My first boyfriend—and father of my child—was the boy I lost my virginity to. In fact, we were both virgins at the time, and we had been dating for about six months before we decided to take that step together.
Before sex, there was lots of your typical high school courtship. There was shy handholding. There were steamy-windowed make-outs in my car. There were the initial passionate exchanges of I-love-you’s on my mom’s couch. There were cuddly sleepovers at friends’ apartments when I was supposed to be staying at my friend Rachel’s house.
We attempted the whole sex thing a few times before I think it can actually count. I was nervous, and all of the fidgeting with condoms and positioning didn’t help my teenage insecurities. I would completely psych myself out. He was gentle and respectful about it all and encouraged that it could happen whenever I was ready.
However, one night we wanted to be alone together, so we did the cheesiest, most typical teenager shit you could imagine: we got a freakin’ hotel room. Heck, it was more like a motel. Regardless, we only got a little way into doin’ the deed before it hurt, and we had to stop.
I don’t think that counts, mainly because I remember having an instance a few weeks afterwards that made me think, “Oh, so this is sex.” We were in my bedroom at my house, and if I remember correctly, we were having some solo-hang-out time before my mom or brother got home.
How stereotypical-teenage-sex is that?
I really don’t remember too many specifics. I remember that it was slightly awkward yet quite nice and orgasm-inducing for both parties involved.
Further down the road in our tumultuous relationship, I yearned for the compassion and love he had previously shown towards me. He and I were sexually active with each other for about six months before I got pregnant. Our relationship faced some radical highs and lows, and after three years, I couldn’t handle the extremes anymore. I shut my eyes and made the leap into single-parentdom.
I am so happy to say that I am currently in a relationship that has allowed me to re-learn what genuine appreciation is all about. For a while, I doubted that this type of comfort existed, but believe me, all you fellow-doubters; it totally does!

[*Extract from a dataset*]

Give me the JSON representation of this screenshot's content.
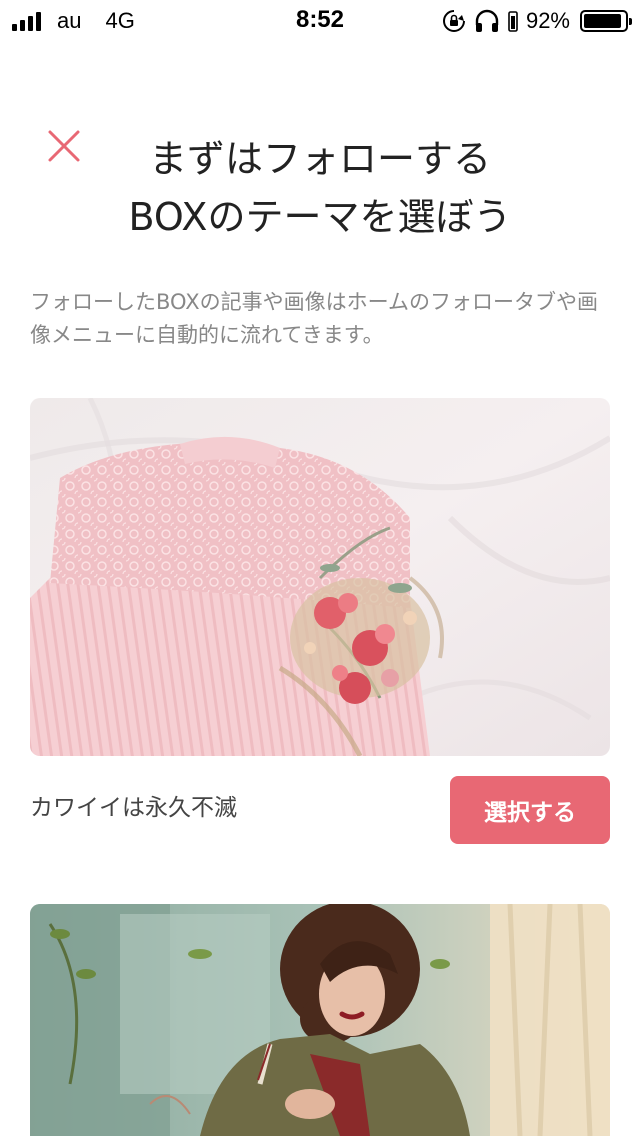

For a long time, I associated sex solely with getting pregnant, and the thought of it terrified me. Every time I ate too many slices of pizza and felt bloated, I’d convince myself I was actually carrying a baby. Every time I felt even the slightest bit of nausea, I would think up different ways that I could break the news to my family. I was programmed to be terrified.

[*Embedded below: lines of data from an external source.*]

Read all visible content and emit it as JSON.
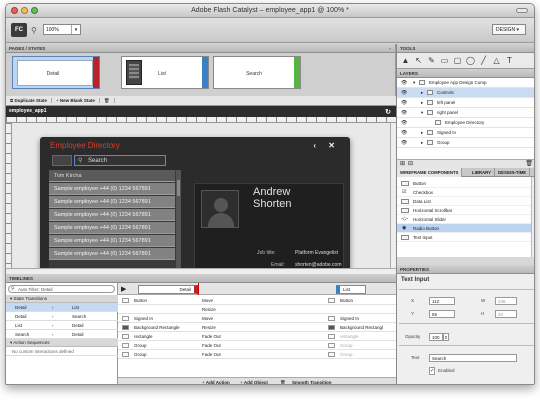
{
  "window": {
    "title": "Adobe Flash Catalyst – employee_app1 @ 100% *"
  },
  "toolbar": {
    "logo": "FC",
    "zoom": "100%",
    "workspace": "DESIGN"
  },
  "pages_panel": {
    "title": "PAGES / STATES",
    "states": [
      {
        "label": "Detail",
        "color": "#b8232a"
      },
      {
        "label": "List",
        "color": "#3c7fc4"
      },
      {
        "label": "Search",
        "color": "#58b344"
      }
    ],
    "duplicate_label": "Duplicate State",
    "new_blank_label": "New Blank State"
  },
  "document": {
    "tab": "employee_app1"
  },
  "app": {
    "title": "Employee Directory",
    "search_placeholder": "Search",
    "list": [
      "Tom Kircha",
      "Sample employee +44 (0) 1234 567891",
      "Sample employee +44 (0) 1234 567891",
      "Sample employee +44 (0) 1234 567891",
      "Sample employee +44 (0) 1234 567891",
      "Sample employee +44 (0) 1234 567891",
      "Sample employee +44 (0) 1234 567891"
    ],
    "detail": {
      "first_name": "Andrew",
      "last_name": "Shorten",
      "job_title_label": "Job title:",
      "job_title": "Platform Evangelist",
      "email_label": "Email:",
      "email": "shorten@adobe.com"
    }
  },
  "timelines": {
    "title": "TIMELINES",
    "filter_placeholder": "Auto Filter: Detail",
    "group_state": "State Transitions",
    "transitions": [
      {
        "from": "Detail",
        "to": "List"
      },
      {
        "from": "Detail",
        "to": "Search"
      },
      {
        "from": "List",
        "to": "Detail"
      },
      {
        "from": "Search",
        "to": "Detail"
      }
    ],
    "group_action": "Action Sequences",
    "no_interactions": "No custom interactions defined",
    "from_state": "Detail",
    "to_state": "List",
    "left_rows": [
      "Button",
      "",
      "Signed In",
      "Background Rectangle",
      "rectangle",
      "Group",
      "Group"
    ],
    "effects": [
      "Move",
      "Resize",
      "Move",
      "Resize",
      "Fade Out",
      "Fade Out",
      "Fade Out"
    ],
    "right_rows": [
      "Button",
      "",
      "Signed In",
      "Background Rectangl",
      "rectangle",
      "Group",
      "Group"
    ],
    "add_action": "Add Action",
    "add_object": "Add Object",
    "smooth": "Smooth Transition"
  },
  "tools_panel": {
    "title": "TOOLS",
    "tools": [
      "▲",
      "↖",
      "✎",
      "▭",
      "▢",
      "◯",
      "╱",
      "△",
      "T"
    ]
  },
  "layers_panel": {
    "title": "LAYERS",
    "items": [
      {
        "label": "Employee App Design Comp",
        "indent": 0
      },
      {
        "label": "Controls",
        "indent": 1
      },
      {
        "label": "left panel",
        "indent": 1
      },
      {
        "label": "right panel",
        "indent": 1
      },
      {
        "label": "Employee Directory",
        "indent": 2
      },
      {
        "label": "Signed In",
        "indent": 1
      },
      {
        "label": "Group",
        "indent": 1
      }
    ]
  },
  "wireframe_panel": {
    "tabs": [
      "WIREFRAME COMPONENTS",
      "LIBRARY",
      "DESIGN-TIME"
    ],
    "items": [
      "Button",
      "Checkbox",
      "Data List",
      "Horizontal Scrollbar",
      "Horizontal Slider",
      "Radio Button",
      "Text Input"
    ]
  },
  "properties_panel": {
    "title": "PROPERTIES",
    "component": "Text Input",
    "x_label": "X",
    "x": "112",
    "w_label": "W",
    "w": "236",
    "y_label": "Y",
    "y": "55",
    "h_label": "H",
    "h": "20",
    "opacity_label": "Opacity",
    "opacity": "100",
    "text_label": "Text",
    "text": "Search",
    "enabled_label": "Enabled"
  }
}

I am no longer terrified. I am happy. I am educated. I am free.